A new study reveals overfishing has decimated the populations of sharks and rays in the world’s oceans, with numbers dropping more than 70% on average between 1970 and 2018. Oceanic whitetip sharks are now near extinction, dropping in numbers by 98% in 60 years.

Sharks and rays take years to reach sexual maturity and have few offspring, contributing to their dwindling numbers.

Scientists say the loss of the top predators leaves a “gaping hole” in the marine food web. Those predators have been described as the lions, tigers and bears of the sea, keeping its ecosystem in balance.

Wildlife

Disappearing Bees

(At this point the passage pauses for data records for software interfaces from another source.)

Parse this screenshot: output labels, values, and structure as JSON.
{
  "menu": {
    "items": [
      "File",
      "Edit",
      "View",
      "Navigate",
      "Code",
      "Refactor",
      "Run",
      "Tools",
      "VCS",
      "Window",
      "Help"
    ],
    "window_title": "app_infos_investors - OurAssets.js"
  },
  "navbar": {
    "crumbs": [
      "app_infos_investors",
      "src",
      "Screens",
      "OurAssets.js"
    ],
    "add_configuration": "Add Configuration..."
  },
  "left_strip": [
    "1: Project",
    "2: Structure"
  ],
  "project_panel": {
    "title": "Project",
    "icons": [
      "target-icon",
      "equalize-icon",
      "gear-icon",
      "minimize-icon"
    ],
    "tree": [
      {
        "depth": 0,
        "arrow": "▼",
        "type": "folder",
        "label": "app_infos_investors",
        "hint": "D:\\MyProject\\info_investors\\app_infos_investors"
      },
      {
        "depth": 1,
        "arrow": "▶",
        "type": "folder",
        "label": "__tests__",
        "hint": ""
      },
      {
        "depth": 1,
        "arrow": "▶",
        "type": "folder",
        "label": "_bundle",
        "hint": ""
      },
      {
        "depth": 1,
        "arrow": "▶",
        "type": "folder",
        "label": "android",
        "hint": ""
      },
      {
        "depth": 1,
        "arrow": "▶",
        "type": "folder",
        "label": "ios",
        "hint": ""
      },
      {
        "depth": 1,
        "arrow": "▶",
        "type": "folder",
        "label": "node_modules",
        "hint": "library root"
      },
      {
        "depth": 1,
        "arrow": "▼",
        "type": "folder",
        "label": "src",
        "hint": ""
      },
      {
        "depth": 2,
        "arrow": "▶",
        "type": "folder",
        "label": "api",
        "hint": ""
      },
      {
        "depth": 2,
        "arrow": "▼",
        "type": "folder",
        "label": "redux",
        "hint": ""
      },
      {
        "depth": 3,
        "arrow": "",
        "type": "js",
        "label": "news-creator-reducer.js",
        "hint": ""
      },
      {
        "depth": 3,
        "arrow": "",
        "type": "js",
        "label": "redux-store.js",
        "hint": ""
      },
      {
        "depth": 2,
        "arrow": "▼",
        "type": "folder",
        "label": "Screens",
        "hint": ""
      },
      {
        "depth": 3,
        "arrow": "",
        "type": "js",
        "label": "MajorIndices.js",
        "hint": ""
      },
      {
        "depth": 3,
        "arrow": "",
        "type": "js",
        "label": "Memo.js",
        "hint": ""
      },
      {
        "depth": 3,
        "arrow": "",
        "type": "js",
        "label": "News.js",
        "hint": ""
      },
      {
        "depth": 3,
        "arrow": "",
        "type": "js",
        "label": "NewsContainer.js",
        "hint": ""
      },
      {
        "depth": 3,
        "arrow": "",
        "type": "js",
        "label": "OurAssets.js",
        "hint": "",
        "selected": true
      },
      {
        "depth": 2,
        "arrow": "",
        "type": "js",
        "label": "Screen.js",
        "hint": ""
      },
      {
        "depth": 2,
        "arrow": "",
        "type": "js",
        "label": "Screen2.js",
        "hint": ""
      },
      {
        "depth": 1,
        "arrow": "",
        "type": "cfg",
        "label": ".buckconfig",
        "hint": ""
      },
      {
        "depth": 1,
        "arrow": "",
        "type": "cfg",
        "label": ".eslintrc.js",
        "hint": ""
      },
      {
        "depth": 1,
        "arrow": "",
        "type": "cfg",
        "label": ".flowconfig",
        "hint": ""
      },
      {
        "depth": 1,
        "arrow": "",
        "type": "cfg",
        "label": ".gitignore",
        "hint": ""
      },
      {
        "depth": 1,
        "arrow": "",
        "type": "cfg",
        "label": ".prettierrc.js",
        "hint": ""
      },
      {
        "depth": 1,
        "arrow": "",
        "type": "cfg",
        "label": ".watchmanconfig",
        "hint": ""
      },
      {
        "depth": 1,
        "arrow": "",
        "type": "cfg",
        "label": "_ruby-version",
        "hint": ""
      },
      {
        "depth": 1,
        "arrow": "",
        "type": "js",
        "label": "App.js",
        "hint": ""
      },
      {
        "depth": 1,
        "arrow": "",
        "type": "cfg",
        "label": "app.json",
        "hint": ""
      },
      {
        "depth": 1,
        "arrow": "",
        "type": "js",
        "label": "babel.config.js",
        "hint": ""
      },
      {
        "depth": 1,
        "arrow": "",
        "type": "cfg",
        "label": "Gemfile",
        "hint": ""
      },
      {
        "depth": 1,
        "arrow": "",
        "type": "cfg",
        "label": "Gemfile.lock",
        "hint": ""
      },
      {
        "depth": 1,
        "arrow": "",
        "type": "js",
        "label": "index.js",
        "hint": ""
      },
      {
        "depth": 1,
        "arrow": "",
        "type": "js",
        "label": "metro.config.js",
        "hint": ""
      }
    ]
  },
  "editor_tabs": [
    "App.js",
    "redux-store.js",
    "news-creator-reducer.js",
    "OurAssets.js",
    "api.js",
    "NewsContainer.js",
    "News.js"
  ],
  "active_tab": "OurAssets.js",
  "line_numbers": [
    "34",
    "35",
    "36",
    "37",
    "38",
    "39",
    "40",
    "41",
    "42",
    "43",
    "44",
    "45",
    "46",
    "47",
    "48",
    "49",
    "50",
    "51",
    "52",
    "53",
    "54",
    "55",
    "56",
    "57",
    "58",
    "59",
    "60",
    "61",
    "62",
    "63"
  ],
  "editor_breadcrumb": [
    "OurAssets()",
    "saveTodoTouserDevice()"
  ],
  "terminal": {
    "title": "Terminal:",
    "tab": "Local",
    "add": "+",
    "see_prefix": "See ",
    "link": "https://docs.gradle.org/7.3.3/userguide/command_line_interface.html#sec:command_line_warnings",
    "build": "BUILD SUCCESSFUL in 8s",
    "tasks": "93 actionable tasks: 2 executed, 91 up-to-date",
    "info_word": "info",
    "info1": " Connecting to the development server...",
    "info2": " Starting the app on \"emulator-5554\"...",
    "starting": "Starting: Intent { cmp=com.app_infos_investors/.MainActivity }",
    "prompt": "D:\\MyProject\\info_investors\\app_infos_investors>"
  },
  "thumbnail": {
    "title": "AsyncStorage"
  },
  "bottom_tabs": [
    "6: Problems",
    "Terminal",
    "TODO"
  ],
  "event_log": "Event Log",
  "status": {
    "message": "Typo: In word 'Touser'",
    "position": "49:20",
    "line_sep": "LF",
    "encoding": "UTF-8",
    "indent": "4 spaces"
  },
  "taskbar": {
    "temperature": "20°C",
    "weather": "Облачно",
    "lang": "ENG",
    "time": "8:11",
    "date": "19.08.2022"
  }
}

About a quarter of all known bee species haven’t been seen since the 1990s even though efforts by scientists and amateurs to survey them have increased by about 55% since the turn of the century. Eduardo Zattara and Marcelo Aizen of Argentina’s National University of Comahue found that the decline isn’t the same for all bee populations, and the lack of sightings for those missing doesn’t mean the species have gone extinct. The researchers say it just means those bees are now rare enough that people who tend to report bee sightings aren’t coming across them. The destruction of natural habitats, heavy use of pesticides and climate change are likely to be causing the decline, according to Zattara.